Dr. Vassilios Papadopoulos, Director of the Research Institute of the McGill University Health Centre, talks about what $250 million buys these days.
By James Martin
The Research Institute of the McGill University Health Centre (RI MUHC) supports more than 600 researchers and nearly 1,200 graduate and postdoctoral students. A new state-of-the-art medical research centre, to be built as part of the MUHC’s future “superhospital” on the Glen Yards campus, promises to help the Institute usher in a new era of scientific discovery in fundamental and clinical research—and on August 20, 2008, that dream moved closer to becoming reality when the federal Canada Foundation for Innovation awarded $99,988,343 to the project. The CFI grant will be matched by $100 million in funding from the Quebec government and $50 million from the Best Care for Life Campaign of the MUHC Foundations. Dr. Vassilios Papadopoulos, director of the RI MUHC, spoke to Headway shortly after the CFI announcement, which came mere weeks after his own election to the Académie nationale de médecine in France. “I’m having a good month,” he quipped. “I can’t expect them to all be this good!”
This money represents the CFI’s largest ever infrastructure investment. How will you use it, and the
other $150 million?
$175 million is dedicated to construction, and it’s a condition of CFI that we have to break ground within 18 months of receiving the money—so you’ll see me digging in Glen Yards soon. The remaining $75 million is for equipment, some of which doesn’t even exist yet. We want to make sure we’ll be at the forefront of science, so we’re working with industry to develop the next generation of equipment, like advanced microscopy and other imaging technology. We also work very closely with the clinicians to make sure the equipment can also be applied to clinical research. At the end of the day, there are patients in the hospital beds, and we need to take care of them, too.
What about the RI’s proposal convinced the CFI to entrust it with $100 million?
We wrote about deconstructing existing boundaries between departments and programs. It’s very important that we physically bring together chemists, biologists, clinical researchers and practicing physicians. We hope to then bring knowledge generated from animal studies to treat human disease—from the bench to bedside. Our researchers are currently spread out over more than 65 separate locations at five hospital sites in 50- to 100-year-old buildings.
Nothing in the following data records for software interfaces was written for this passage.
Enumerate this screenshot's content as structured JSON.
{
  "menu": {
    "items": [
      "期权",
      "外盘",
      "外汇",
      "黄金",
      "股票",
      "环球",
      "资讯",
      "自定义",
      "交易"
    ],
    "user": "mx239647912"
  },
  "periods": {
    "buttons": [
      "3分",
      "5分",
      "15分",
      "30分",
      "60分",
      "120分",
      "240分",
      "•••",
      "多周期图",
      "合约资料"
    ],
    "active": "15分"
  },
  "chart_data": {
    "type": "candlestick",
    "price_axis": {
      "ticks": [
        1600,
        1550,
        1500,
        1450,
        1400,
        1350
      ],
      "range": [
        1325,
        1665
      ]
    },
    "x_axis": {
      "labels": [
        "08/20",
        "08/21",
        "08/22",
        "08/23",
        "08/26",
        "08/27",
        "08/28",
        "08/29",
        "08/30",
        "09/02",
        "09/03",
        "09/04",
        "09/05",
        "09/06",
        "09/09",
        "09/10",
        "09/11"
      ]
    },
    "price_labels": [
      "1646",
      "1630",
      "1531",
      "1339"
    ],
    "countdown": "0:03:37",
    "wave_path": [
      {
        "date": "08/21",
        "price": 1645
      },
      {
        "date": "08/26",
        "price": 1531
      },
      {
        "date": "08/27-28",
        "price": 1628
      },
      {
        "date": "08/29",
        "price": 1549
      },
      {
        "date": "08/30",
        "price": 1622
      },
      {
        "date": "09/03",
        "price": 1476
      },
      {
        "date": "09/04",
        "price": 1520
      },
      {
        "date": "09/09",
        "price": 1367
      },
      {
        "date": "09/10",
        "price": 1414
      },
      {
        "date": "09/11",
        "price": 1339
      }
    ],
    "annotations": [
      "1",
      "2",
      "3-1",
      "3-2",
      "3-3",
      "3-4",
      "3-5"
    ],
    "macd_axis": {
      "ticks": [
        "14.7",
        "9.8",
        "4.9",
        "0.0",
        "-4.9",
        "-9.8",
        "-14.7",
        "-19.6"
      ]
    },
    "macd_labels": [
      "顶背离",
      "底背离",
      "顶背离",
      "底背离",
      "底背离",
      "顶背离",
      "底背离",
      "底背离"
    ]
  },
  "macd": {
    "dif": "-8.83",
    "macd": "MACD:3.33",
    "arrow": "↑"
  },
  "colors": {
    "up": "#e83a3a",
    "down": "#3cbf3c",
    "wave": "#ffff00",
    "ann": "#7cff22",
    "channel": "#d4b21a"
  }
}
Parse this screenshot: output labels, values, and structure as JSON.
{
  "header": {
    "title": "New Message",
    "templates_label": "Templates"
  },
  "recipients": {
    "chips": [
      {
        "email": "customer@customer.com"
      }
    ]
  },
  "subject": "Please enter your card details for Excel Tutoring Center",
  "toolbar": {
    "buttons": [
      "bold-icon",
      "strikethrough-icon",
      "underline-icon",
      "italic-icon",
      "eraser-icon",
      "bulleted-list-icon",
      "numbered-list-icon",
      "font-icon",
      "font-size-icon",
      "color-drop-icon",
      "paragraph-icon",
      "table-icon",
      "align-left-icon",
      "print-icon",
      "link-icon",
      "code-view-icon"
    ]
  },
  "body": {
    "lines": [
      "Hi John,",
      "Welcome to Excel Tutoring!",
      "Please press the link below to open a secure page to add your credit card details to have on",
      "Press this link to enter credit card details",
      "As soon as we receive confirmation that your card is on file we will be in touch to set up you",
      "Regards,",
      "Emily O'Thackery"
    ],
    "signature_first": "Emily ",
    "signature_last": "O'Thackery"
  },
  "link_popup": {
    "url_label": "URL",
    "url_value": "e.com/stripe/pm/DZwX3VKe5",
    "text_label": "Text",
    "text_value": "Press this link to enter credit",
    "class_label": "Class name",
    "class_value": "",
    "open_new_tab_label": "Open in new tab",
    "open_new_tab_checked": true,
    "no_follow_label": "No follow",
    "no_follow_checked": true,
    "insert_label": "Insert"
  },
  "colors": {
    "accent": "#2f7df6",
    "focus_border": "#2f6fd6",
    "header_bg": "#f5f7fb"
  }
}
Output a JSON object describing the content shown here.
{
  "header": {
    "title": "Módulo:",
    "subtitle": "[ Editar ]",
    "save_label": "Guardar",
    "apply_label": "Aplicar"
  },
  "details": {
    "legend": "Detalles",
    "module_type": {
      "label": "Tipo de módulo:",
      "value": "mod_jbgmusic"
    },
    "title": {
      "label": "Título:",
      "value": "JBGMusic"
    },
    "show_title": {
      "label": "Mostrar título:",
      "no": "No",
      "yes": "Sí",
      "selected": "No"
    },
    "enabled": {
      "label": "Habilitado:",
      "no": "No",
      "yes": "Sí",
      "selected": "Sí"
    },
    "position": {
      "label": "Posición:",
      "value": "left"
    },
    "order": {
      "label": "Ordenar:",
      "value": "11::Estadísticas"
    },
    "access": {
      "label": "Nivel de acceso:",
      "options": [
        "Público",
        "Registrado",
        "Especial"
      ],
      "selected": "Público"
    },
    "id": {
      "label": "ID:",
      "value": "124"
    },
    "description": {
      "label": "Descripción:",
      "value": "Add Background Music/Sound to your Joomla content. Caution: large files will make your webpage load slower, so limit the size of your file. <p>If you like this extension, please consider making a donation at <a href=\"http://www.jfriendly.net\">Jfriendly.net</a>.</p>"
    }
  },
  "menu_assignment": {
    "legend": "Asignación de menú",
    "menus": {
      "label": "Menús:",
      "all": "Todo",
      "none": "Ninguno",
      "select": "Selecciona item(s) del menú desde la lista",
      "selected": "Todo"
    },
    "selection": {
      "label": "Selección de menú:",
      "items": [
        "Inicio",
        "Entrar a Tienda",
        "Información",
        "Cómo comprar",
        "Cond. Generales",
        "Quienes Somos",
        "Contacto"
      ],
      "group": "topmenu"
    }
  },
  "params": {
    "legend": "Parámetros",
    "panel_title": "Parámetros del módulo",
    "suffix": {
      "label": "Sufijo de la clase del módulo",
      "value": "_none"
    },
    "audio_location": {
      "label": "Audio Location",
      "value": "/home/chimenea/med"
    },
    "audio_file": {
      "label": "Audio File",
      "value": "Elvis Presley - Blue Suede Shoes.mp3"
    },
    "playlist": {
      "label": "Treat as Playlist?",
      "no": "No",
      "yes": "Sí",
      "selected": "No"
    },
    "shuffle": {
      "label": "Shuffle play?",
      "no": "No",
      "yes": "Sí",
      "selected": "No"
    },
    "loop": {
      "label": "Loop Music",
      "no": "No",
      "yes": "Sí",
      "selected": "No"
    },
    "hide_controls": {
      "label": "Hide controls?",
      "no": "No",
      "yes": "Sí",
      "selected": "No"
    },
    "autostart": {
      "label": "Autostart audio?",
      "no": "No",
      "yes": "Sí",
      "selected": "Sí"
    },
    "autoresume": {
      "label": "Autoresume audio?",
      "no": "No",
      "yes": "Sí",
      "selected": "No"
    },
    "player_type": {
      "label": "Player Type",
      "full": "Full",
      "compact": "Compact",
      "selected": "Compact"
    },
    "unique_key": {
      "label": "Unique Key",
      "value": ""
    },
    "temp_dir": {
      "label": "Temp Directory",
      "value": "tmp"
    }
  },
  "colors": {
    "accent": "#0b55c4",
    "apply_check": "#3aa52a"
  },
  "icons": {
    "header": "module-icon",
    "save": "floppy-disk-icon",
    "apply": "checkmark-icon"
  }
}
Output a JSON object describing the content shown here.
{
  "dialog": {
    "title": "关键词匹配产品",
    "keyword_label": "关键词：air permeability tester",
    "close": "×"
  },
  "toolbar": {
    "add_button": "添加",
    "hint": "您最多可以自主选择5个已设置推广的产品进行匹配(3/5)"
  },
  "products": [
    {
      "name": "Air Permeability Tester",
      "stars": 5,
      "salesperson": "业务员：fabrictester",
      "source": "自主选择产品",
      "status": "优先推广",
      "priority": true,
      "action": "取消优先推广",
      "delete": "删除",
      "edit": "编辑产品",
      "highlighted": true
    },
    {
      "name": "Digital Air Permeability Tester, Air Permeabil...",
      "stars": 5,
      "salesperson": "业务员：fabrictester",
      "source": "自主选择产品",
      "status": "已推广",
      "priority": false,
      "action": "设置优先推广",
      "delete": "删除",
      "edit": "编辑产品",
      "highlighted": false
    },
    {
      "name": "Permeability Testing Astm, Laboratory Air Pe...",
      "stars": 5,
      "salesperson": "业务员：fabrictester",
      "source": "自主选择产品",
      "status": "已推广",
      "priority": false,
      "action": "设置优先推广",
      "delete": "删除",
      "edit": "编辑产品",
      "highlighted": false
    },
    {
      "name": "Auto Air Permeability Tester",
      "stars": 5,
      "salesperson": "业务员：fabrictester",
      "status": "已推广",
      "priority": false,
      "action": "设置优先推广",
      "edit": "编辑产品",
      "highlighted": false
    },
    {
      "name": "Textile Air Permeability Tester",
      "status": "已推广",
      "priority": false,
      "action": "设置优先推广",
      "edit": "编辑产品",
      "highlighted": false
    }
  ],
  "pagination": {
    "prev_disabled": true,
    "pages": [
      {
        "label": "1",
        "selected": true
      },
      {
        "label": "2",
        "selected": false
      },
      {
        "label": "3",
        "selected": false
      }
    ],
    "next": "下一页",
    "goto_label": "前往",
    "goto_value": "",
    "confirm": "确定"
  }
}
Given their world-class achievements in these poor conditions, one can only dream of the discoveries that will emerge from a modern facility designed to encourage interdisciplinary collaborations and synergies with the continuous flow of information.
What’s a specific example of the benefits of erasing boundaries?
We have a research theme led by Dr. Jacquetta Trasler, which is about the fetal and perinatal origin of adult disease. A person may be fine until, say, they develop prostate cancer at age 60. Researchers in this theme are trying to trace the beginnings of that disease: the genetic origins, and the environmental factors that may have affected the phenotype. We want to be able to follow somebody throughout their lifespan using a systems medicine approach. It’s close to what they call personalized or individualized medicine, but will be applied to the entire population. At present, we can’t do that. To get there, we’ll need to cross genetics, physiology, biochemistry, pharmacology, medicine, cancer biology—you have to use every method available.
This project has a long gestation. How do you keep enthusiasm from flagging?
By having people be part of the team. I was recruited in November 2006, and during my first four months at McGill I met with literally 500 people. This project has always been a big team effort, and I’m grateful to Dr. Arthur Porter [Director General and CEO of the MUHC], Denis Thérien [Vice-Principal, Research and International Relations], Dr. Rich Levin [Dean of the Faculty of Medicine and Vice-Principal, Health Affairs] and all the scientists that were involved and continue to be so. Sometimes I feel like the conductor of an orchestra—and I’m lucky because I have the best violin player, the best bassist, etc. The people were never an issue; that’s the strength and beauty of McGill.
I don’t want to wait until the new building is ready to fill it up. We’re looking at alternatives now so we can start recruiting the best and brightest new people. If we establish the right momentum, the minute the new building is ready, we’ll just pack up and move. Part of my job is making sure our scientists are successful now. We’re offering them a bright future, so we can’t abandon them in the present. We need to show them that our vision is not just words, it’s action.